I met Autumn, the 10-year-old daughter of my son’s Siksika girlfriend. I was 58. We eyed each other cautiously at first, grew to like each other, and soon began the adventure of building a history as friends.
On a long hike to a mountaintop, we trudged side-by-side in a group of six. I topped the peak in last place, a few meters behind her, but she felt proud, having begun the trek with considerable trepidation. I felt proud of her; much of our conversation involved me convincing her that a girl of nine could master a mountain.
One day, walking with Linda and my son Lewis, Autumn and I began to joke about some music coming from the door of a café. So we danced on the sidewalk, she and I, a clomping, arm-swinging, ludicrous sort of dance, but oh we danced!

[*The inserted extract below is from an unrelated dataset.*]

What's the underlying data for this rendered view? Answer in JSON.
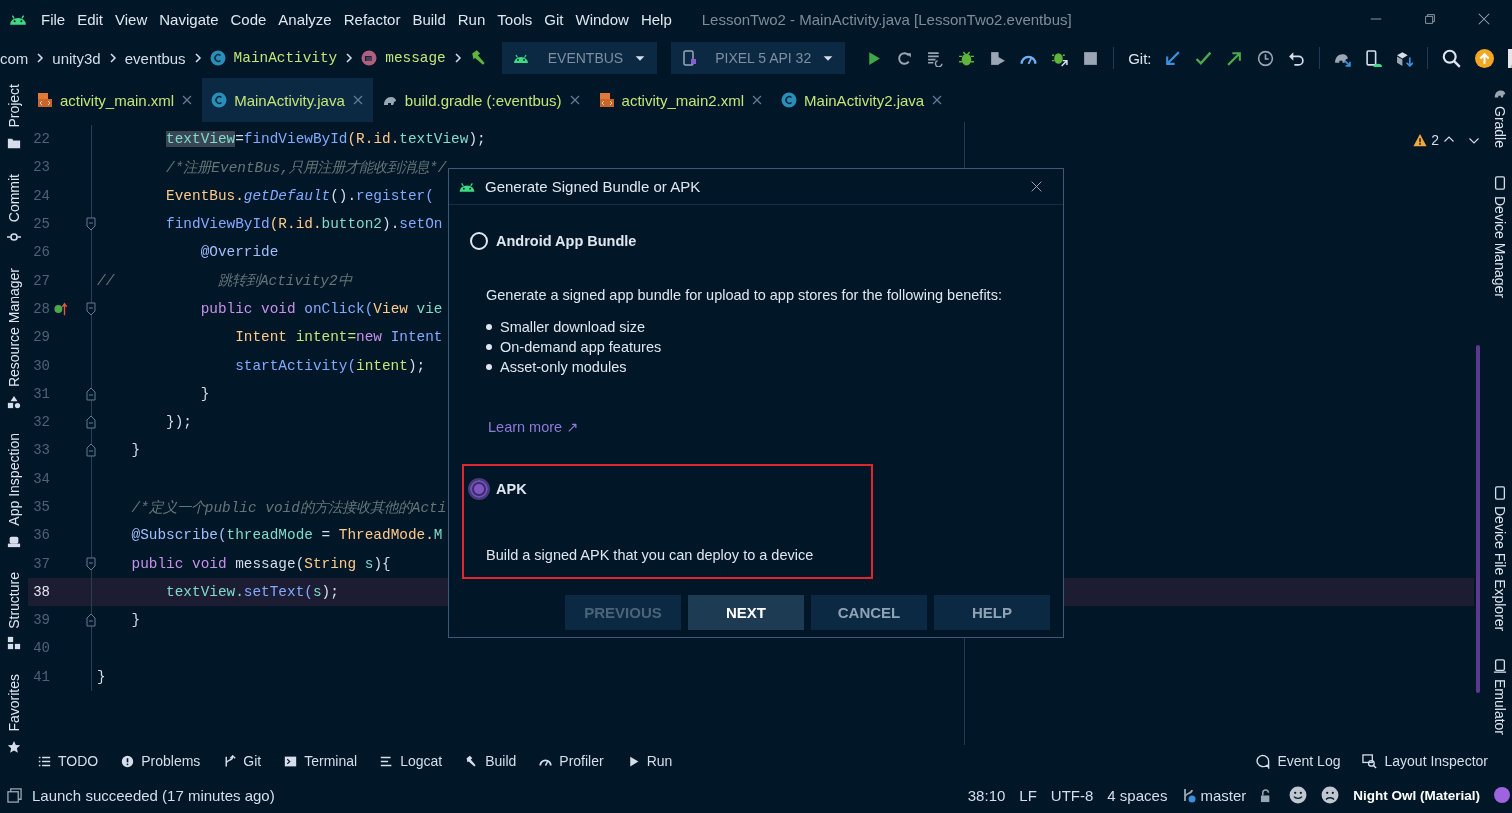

I say I love you to a motley bunch of hims and hers, old and young—Christian, Hindu, atheist, Muslim—accountant, professor, carpenter, ex-student, pastor, computer techie, nurse, office administrator, . . . . I count every one as gift.
I read friendship literature, almost always with disappointment. Efforts to classify friendships by type, for instance, strike me as futile. In any case, I do not understand the value of asking, “Hmm, what ‘type’ of friendship do Ahmed and I have?” When a friendship goes awry, I do not find it helpful to divide and classify, applying labels to the was, is, and will be. I love what Maya Angelou says, “We are more alike, my friend, than unalike,” and yet individual complexities give every human a uniqueness that, likewise, makes every friendship unique. It has never occurred to me that I should ask, “Hmm, what ‘type’ of human is Roshni?”
How many human beings exist? How many possible friendships, mathematically speaking, could form? Let friendship proliferate unabated, exponentially, with a wild diversity (I am tempted to say ‘promiscuity’) of age, gender, color, culture, religion, forever!
Well, true, we can only sustain a very limited number of friendships in a lifetime. Our finiteness in time and space limits our capacity for acting upon our love. But perhaps not. I recall a story I have told before: I met a man on an airplane, a year before I married. As he left to board another flight, he said of his 50-year marriage, “My wife died a few months ago. Cherish your wife; it does not last long enough.” I never met him again; I think of him as a friend. Friendship never lasts long enough.
I insist upon this: friendship is the foundational human relationship. For Christians, God is friend; and a human, Abraham, for instance, can be a friend of God’s. Every other relationship we have, with God or each other, has definition and purpose—role, costume, and script. Friendship needs none of those. Conversely, I cannot imagine marriage or child-rearing without friendship at the core. My wife is my best friend, and I know our life together would be profoundly diminished, if that were not so.
To romance belongs the naked body, but it wears the cultural, social garments of marriage. To romance and friendship alike belongs the naked heart.